Work to complete> Within the records that follow, find every line containing the string "JSON". Copy those lines.

Provided records>
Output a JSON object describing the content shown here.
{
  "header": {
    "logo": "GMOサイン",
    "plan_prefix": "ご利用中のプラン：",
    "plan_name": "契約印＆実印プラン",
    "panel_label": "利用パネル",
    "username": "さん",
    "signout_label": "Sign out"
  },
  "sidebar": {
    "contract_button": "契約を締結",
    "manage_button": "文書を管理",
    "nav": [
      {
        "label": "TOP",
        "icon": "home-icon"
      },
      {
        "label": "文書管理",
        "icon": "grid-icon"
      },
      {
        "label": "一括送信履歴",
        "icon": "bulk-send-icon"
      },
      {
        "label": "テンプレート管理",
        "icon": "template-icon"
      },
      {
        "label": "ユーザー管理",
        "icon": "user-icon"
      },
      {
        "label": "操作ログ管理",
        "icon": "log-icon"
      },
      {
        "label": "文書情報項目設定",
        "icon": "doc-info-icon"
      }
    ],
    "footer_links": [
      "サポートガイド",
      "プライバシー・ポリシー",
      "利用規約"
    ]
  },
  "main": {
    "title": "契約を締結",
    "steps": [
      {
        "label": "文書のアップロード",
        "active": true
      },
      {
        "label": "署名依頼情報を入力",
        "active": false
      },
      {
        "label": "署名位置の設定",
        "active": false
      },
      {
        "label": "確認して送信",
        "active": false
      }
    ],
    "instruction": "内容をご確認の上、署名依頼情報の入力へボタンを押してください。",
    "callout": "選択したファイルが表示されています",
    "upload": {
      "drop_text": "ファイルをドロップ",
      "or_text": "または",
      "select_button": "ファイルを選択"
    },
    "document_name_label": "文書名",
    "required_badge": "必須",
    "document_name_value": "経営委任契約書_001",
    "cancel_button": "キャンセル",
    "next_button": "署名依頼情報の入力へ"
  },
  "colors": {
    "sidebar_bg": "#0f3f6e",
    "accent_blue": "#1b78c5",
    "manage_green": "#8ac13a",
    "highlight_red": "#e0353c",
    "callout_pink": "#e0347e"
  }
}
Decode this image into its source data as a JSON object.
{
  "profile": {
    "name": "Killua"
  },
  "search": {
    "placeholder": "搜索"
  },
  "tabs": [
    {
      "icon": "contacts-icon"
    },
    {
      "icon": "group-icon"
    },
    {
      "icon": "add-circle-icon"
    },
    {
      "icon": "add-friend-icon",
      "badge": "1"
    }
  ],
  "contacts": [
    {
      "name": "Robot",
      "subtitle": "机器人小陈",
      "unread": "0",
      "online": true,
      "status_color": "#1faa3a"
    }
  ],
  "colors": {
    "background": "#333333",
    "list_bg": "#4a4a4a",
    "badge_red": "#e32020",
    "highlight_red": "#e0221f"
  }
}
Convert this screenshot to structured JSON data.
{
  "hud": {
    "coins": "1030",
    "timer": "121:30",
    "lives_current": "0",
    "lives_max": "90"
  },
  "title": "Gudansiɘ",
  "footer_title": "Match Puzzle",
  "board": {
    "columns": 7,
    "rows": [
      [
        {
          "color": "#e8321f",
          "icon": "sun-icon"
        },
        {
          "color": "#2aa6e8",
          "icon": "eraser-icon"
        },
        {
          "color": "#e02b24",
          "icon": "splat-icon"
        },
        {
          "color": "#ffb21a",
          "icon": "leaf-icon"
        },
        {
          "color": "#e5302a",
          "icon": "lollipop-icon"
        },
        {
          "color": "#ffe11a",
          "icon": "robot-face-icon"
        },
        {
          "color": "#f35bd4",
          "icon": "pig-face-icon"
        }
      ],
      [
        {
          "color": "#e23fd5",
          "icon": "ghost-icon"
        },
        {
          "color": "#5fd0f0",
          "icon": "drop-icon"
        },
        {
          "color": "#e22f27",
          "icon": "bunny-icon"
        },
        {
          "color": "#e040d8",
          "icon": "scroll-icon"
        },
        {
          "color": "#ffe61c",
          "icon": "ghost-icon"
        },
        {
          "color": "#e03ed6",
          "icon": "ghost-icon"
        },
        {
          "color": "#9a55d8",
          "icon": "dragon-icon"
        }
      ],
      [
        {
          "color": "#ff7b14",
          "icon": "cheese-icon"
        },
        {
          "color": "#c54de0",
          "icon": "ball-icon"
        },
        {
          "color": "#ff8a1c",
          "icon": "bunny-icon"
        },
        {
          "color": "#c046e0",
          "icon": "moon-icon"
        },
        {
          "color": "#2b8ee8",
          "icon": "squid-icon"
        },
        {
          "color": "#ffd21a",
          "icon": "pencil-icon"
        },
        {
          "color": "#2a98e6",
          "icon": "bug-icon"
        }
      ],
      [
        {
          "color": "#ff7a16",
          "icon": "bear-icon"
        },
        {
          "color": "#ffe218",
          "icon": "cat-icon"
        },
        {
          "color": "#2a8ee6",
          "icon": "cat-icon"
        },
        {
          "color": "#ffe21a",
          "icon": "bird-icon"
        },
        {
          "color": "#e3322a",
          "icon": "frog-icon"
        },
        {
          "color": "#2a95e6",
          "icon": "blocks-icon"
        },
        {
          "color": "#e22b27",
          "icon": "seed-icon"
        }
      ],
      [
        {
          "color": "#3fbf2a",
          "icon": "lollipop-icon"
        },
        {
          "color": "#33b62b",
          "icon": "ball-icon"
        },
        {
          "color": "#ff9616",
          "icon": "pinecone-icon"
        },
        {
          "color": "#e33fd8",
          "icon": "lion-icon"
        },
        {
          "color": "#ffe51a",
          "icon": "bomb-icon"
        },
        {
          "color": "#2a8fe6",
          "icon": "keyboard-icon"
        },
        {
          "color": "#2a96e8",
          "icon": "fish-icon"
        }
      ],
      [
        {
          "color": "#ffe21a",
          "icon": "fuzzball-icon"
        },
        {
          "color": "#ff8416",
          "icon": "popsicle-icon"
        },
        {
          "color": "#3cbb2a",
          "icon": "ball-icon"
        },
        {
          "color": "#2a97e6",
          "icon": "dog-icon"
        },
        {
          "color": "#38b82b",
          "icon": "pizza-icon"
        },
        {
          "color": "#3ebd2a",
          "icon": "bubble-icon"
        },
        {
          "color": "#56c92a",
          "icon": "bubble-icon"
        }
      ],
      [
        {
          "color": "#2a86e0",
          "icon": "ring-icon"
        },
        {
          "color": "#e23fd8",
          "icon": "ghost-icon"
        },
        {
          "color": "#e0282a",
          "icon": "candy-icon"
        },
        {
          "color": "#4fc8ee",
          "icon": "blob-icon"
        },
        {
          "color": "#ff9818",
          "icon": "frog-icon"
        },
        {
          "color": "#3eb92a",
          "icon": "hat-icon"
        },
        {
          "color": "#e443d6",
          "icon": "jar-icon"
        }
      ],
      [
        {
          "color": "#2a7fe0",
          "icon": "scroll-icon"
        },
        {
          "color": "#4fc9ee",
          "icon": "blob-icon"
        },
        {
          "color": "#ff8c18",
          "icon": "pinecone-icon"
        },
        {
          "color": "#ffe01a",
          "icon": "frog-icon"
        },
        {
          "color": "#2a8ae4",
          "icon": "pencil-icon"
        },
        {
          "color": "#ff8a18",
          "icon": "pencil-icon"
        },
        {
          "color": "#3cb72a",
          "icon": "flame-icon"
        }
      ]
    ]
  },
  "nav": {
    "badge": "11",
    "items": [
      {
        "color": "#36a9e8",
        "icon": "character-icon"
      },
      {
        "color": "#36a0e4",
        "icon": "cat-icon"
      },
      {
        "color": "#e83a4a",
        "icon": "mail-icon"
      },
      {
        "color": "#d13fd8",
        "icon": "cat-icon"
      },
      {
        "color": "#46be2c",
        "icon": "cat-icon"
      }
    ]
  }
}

Reply to the task>
Output a JSON object describing the content shown here.
Decode this image into its source data as a JSON object.
Convert this screenshot to structured JSON data.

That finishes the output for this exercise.